Around the Corniche's first corner, I found a few groups of men playing shesh-besh (backgammon) on plastic tables and chairs, some sitting there in the baking sun in their suits.
As I walked past the mosque, the prayers had just ended and all the men were leaving in hordes, many of them crossing the road to take a walk along the Corniche.
When I admitted to myself that Raouche was not around the next bend, I stopped for the famous Corniche mielie. I didn't want to sit down anywhere for lunch, thinking I'd be home soon, and was wanting to save tummy space for the delicious shish barrak my yoga aunt cooked last night. Little did I know that lunch time was still hours away!
Finally I saw the sign I was looking for: a little ray of light at the end of the Corniche's tunnel!
And there she was - a gorgeous work of God's art: Raouche, or Pigeon Rock.
Mission accomplished, it was time to head home. By wheels this time! Legs starting to ache, I sat and waited for the number 15 autobus that goes to Dora (just after Centre Ville). There she goes! I must have been wiping the sweat dripping off my face when it passed me. Up I get and away I run... run... run... like a mad woman (people don't run in Lebanon!), shouting for someone to call the driver to stop. No one understood my panting calls and away went the bus! Instead of waiting for the next one to come along, I decided to take a service (the shared taxi, remember?). I was told it would be better to cross the road and take one in the opposite direction, so off I went.
A service ride is a standard 2 000LL, no matter how long or short your ride is, but you must be willing to share the ride with whoever calls the service driver down on the side of the road. These are the drivers (okay, some of the drivers) who are constantly hooting at pedestrians, hoping they'll want to hop in and join the service party. Now the thing to remember when you're the first one in the service is to mention that you want his service services, else he'll just take you to your destination without stopping for anyone else and charge you high taxi rates.
Back to my adventure in the opposite direction.

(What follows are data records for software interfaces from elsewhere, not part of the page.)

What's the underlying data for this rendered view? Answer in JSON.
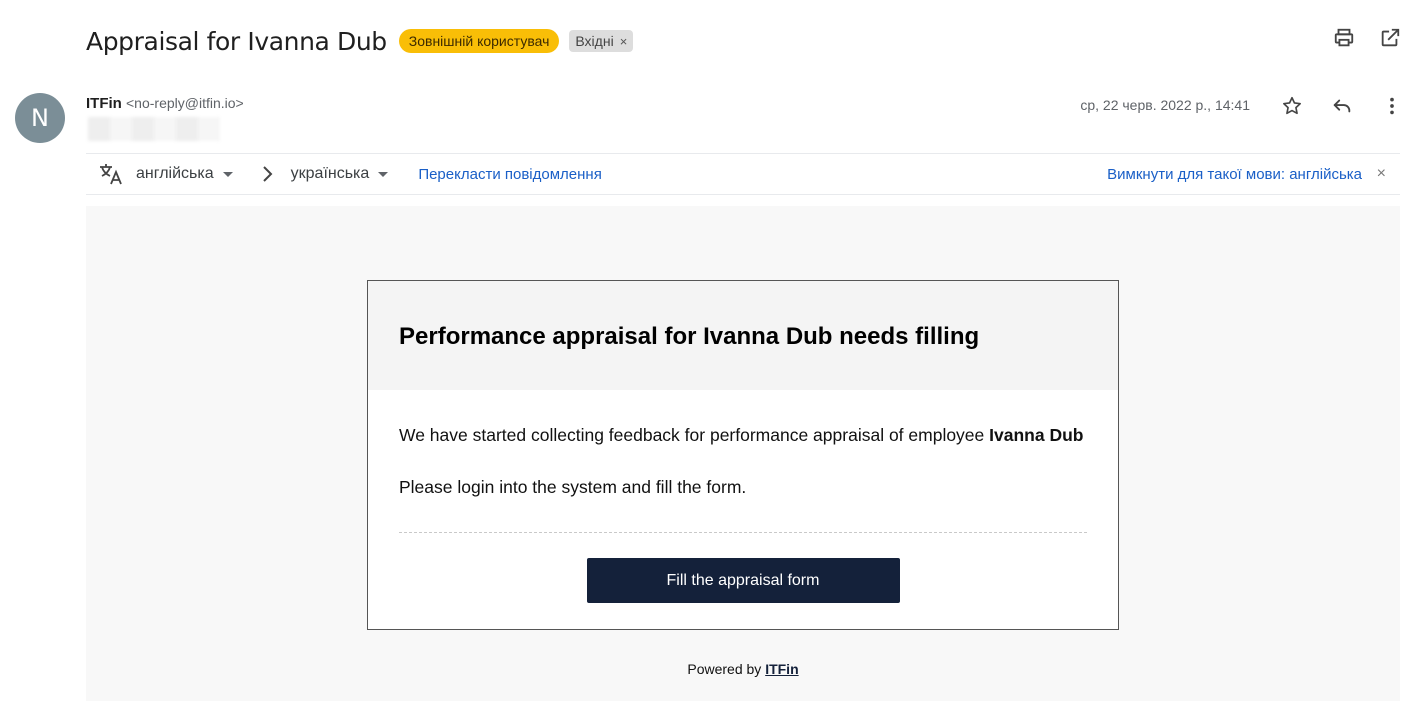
{
  "subject": {
    "title": "Appraisal for Ivanna Dub",
    "labels": {
      "external": "Зовнішній користувач",
      "inbox": "Вхідні",
      "inbox_remove": "×"
    },
    "icons": [
      "printer-icon",
      "open-in-new-window-icon"
    ]
  },
  "sender": {
    "avatar_letter": "N",
    "name": "ITFin",
    "email": "<no-reply@itfin.io>",
    "date": "ср, 22 черв. 2022 р., 14:41",
    "icons": [
      "star-icon",
      "reply-icon",
      "more-vert-icon"
    ]
  },
  "translate": {
    "source_lang": "англійська",
    "target_lang": "українська",
    "translate_link": "Перекласти повідомлення",
    "disable_link": "Вимкнути для такої мови: англійська",
    "close": "×"
  },
  "email": {
    "header_title": "Performance appraisal for Ivanna Dub needs filling",
    "line1_prefix": "We have started collecting feedback for performance appraisal of employee ",
    "line1_bold": "Ivanna Dub",
    "line2": "Please login into the system and fill the form.",
    "cta_label": "Fill the appraisal form",
    "powered_prefix": "Powered by ",
    "powered_brand": "ITFin"
  },
  "colors": {
    "external_label": "#f9be07",
    "cta_background": "#14213a",
    "link": "#1a5fc7",
    "avatar": "#7b8e97"
  }
}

I got into a service, told him about my final destination, and he said he'd take me to the bus meeting point. I got out, expecting the bus stop to be on the same side of the road, only to be told that I had to cross the street yet again and catch the number 15 autobus to Dora. Like I hadn't heard that one before. At a loss for other options, I resorted to sitting on the pavement and waiting. Eventually I hopped on and proceeded to be taken on an hour-long ride through the other side of Beirut before hitting Dora. Here, I had to change onto another bus. When I told the driver to tell me when we got to the bottom of Zouk Mosbeh on the highway, he invited me to sit in front with him. As more and more passengers boarded with shopping bags, I became the guardian of their goods, leaving hardly any space for my feet while the shoppers sat comfortably in the back.
My driver was a devout Christian, as can be seen by the Rosary sticker on his windscreen. He blessed everyone who left the bus, and kept on making the sign of the Cross. He was also a simple man. When he asked me where I am from, and I said 'South Africa', he asked me again, not having heard of this country before. I replied, 'Jnoub Afriya' (the Lebanese version that translates to 'the South of Africa'). 'Ah, he said. So you're from France then?'